We utilize the Public Land Information to search for Section Corners that show as identified in the last NGS survey. Utilizing a Rhino 120 tied into our laptop, we get real-time positioning updates as we drive along to each search position. Having the ability to just turn on the laptop saves the time of inputting the marks into a handheld GPS unit. I use the track logs in real-time positioning to detail site access for our clients. After the data is compiled, I can print a detailed map show our tracks to and from their site (Figure 5).

Being one of the few people in our area with TPN, civil engineers will often call me for clips of areas in which they are doing drainage studies. Being able to export a bit map image or copy it to the clipboard aids in presentations.

I can track directly to Cell Tower and Radio Facilities for FAA Elevation Certificates. Once there, I can perform a static GPS observation correlated to a CORS or most often we find a HARN nearby. Any information we gain autonomously can be post processed upon returning to the office. Although the USGS accuracy is not what is required for an FAA 1A certification, the post-processed results can be compared to the quad for an approximate check that your results are in the ballpark. If you are lucky enough to be near an existing NGS monument, this data again can be retrieved off TNP and you can perform an additional static observation as a check (Figures 6 and 7).

What Does the Future Hold?

For those of use that have used Maptech Terrain Navigator Pro, what could make this tool better? My personal wish list includes: the ability to edit more than one "mark" at any one time; the ability to differentiate when listing "marks" from the standard NGS "marks" provided and the ones I import with my custom import program; the ability to click on an area when in pan mode and getting the option for latitude and longitude or for the location such as the Section Township and Range.

These are just some of my desires; what about yours? How will the advancements in GIS aid us as surveyors while using this product? I encourage you to log onto and click on the Terrain Navigator Pro link. Here you will find the opportunity to exchange ideas about the product. As this link grows, patches for the new ideas will be made available to existing users that will allow you to communicate directly with technicians and other users in a chat room. The goal from this will be what Maptech hopes to be a nationwide database for all of us who use TNP and want to share in its advancement.

Thomas A. Liuzzo, RLS, is the Vice President of RST Land Surveying, Inc., a partner in Vertical Mapping Resource, both firms based in Arizona.

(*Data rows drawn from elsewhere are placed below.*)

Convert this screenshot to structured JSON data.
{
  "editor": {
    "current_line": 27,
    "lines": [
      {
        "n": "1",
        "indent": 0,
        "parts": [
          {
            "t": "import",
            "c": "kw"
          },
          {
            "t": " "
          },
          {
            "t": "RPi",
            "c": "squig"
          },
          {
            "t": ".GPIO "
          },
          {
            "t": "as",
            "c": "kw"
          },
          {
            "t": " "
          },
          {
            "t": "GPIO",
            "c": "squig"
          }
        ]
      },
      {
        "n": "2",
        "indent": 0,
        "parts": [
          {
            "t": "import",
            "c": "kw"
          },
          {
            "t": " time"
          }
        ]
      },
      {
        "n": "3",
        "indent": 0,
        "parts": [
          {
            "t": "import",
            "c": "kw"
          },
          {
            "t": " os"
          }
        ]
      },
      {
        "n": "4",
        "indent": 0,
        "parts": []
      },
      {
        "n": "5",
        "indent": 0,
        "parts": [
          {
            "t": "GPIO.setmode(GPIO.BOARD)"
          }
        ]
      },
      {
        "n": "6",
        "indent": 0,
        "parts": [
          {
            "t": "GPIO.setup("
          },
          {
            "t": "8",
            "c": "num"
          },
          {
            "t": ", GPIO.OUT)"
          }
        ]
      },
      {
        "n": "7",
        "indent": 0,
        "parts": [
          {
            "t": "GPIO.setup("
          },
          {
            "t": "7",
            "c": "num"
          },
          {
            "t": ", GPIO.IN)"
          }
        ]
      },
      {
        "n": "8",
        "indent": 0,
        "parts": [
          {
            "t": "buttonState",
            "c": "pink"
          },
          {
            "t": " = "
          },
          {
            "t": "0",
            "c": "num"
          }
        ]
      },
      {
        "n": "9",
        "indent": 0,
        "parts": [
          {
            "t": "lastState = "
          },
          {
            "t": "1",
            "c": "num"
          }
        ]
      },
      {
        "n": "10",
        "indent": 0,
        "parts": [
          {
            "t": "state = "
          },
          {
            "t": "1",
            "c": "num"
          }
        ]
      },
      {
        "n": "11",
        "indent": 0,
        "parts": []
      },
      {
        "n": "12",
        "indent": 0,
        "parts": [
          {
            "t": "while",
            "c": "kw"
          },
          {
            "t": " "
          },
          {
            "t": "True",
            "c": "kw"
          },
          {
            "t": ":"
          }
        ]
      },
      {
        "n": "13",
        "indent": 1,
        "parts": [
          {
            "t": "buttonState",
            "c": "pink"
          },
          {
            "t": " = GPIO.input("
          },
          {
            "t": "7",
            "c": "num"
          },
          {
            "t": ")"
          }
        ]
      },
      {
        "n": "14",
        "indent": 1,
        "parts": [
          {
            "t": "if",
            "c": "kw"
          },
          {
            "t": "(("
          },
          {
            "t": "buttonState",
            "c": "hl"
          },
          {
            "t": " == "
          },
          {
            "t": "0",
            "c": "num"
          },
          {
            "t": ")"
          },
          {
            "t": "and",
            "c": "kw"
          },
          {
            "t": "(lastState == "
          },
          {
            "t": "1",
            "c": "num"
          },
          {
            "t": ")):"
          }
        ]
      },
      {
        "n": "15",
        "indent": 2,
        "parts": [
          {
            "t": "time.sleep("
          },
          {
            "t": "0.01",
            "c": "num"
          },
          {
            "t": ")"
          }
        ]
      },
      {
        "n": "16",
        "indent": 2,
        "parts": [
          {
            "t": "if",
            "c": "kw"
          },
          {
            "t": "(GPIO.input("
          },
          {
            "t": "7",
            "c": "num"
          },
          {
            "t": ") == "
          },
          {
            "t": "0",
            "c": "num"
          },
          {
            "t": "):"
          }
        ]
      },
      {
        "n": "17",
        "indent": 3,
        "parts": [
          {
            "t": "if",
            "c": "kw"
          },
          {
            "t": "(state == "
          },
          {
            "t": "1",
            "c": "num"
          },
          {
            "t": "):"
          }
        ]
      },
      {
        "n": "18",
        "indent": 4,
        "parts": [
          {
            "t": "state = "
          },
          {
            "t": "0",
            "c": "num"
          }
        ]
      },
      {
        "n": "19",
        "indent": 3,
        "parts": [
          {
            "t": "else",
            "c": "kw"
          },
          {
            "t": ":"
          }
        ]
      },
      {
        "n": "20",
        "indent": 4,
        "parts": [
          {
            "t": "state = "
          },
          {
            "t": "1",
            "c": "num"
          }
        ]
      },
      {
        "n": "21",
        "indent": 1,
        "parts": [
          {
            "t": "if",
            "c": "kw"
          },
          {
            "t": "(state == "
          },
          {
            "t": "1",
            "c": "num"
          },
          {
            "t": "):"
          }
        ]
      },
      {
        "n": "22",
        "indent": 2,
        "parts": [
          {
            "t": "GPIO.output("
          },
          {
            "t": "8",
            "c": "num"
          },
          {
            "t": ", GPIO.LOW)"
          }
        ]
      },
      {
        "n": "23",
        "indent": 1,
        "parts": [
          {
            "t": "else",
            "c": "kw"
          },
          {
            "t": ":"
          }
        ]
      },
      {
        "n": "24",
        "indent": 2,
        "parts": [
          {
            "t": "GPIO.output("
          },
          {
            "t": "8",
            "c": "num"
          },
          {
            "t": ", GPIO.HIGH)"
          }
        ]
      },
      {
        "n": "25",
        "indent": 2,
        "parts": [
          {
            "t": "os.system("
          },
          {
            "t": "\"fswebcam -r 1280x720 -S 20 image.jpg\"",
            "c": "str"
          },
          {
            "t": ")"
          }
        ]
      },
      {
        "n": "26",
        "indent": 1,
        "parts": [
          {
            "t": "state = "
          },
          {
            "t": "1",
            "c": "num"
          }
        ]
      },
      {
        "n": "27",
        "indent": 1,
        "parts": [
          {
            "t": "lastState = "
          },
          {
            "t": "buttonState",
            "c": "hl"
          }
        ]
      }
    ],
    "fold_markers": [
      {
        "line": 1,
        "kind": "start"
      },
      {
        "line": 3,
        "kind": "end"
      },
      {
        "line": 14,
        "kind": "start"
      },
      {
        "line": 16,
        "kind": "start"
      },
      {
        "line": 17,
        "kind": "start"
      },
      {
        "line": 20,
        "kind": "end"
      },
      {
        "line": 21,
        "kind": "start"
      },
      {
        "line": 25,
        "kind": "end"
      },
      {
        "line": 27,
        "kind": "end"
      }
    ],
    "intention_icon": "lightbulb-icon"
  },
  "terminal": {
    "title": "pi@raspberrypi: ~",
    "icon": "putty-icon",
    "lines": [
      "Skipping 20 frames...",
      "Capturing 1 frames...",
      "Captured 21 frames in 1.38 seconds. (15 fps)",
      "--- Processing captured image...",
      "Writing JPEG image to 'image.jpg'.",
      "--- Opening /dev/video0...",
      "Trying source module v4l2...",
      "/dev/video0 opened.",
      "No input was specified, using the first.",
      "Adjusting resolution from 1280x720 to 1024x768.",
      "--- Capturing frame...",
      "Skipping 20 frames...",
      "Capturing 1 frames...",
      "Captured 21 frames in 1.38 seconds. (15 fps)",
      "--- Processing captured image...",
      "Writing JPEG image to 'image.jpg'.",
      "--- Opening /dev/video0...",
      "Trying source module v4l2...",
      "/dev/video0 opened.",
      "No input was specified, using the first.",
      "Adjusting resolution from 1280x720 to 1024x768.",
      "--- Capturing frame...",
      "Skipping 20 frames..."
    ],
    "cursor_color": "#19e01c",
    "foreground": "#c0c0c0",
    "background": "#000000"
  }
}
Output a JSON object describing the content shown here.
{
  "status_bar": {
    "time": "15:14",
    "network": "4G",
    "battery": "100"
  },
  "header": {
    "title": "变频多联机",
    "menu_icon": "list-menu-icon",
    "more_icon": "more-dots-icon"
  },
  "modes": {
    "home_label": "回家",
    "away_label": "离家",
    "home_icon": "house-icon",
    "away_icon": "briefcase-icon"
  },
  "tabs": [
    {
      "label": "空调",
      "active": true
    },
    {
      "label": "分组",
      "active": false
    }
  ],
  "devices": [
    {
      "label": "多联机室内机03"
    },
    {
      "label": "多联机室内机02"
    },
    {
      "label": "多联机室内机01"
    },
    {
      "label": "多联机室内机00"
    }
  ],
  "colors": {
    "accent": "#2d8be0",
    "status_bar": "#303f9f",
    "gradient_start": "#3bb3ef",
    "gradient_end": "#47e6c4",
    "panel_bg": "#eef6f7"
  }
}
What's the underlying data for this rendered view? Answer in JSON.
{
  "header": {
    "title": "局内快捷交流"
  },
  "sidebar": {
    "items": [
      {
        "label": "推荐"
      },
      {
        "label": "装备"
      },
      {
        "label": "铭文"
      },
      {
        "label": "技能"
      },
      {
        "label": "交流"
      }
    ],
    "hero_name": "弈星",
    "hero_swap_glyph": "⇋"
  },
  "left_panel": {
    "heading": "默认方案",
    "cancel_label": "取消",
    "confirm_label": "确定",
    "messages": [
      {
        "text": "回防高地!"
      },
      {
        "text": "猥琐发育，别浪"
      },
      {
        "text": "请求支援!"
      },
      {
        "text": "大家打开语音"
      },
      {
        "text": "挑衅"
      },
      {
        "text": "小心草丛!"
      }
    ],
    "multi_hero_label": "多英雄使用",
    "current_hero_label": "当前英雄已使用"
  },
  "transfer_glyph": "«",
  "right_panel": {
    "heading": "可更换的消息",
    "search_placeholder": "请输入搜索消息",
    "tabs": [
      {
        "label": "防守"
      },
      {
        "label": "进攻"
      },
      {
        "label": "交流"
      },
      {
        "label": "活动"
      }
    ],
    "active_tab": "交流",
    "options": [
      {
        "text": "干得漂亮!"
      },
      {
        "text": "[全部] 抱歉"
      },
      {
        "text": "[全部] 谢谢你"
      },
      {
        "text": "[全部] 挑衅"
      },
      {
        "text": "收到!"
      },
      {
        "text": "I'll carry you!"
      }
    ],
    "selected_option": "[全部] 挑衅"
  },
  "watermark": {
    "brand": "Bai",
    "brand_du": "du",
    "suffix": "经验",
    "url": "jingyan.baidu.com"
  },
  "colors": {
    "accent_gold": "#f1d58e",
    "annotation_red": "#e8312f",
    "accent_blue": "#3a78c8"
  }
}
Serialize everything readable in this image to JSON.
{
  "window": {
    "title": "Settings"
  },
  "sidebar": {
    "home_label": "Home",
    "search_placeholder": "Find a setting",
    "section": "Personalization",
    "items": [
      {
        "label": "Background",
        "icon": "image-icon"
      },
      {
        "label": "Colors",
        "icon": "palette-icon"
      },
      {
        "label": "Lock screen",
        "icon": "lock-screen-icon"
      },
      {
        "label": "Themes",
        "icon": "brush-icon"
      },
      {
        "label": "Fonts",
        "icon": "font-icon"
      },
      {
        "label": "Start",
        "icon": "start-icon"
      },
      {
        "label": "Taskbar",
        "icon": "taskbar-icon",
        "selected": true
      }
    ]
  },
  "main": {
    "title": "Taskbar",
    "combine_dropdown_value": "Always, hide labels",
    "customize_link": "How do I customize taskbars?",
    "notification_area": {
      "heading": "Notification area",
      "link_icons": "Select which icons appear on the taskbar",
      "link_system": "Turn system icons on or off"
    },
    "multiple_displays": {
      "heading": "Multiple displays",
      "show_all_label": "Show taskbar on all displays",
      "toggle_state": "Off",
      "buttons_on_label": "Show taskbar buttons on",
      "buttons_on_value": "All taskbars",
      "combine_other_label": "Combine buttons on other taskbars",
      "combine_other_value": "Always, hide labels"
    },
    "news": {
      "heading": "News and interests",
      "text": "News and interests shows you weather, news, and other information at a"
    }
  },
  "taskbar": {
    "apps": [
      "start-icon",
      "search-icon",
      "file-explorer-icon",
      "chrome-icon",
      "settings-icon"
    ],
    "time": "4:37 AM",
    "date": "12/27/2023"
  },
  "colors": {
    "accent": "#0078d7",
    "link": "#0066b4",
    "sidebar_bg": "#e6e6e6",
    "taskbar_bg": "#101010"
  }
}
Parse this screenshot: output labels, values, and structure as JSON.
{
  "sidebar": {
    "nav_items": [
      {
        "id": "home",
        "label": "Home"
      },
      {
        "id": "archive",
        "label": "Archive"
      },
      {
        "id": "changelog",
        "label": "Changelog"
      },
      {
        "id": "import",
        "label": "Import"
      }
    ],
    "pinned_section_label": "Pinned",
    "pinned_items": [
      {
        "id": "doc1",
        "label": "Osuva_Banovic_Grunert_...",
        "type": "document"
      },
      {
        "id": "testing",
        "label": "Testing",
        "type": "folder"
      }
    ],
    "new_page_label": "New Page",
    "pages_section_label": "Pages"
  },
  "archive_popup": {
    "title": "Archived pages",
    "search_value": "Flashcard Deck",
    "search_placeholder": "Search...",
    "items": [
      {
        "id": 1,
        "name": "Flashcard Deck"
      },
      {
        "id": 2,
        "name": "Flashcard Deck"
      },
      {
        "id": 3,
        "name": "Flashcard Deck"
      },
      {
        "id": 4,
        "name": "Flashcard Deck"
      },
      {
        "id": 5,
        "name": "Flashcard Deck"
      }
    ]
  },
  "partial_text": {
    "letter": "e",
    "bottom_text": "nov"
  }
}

He is also Executive Committee Member for the Arizona Professional Land Surveyors.

A 533Kb PDF of this article as it appeared in the magazine—complete with images—is available by clicking HERE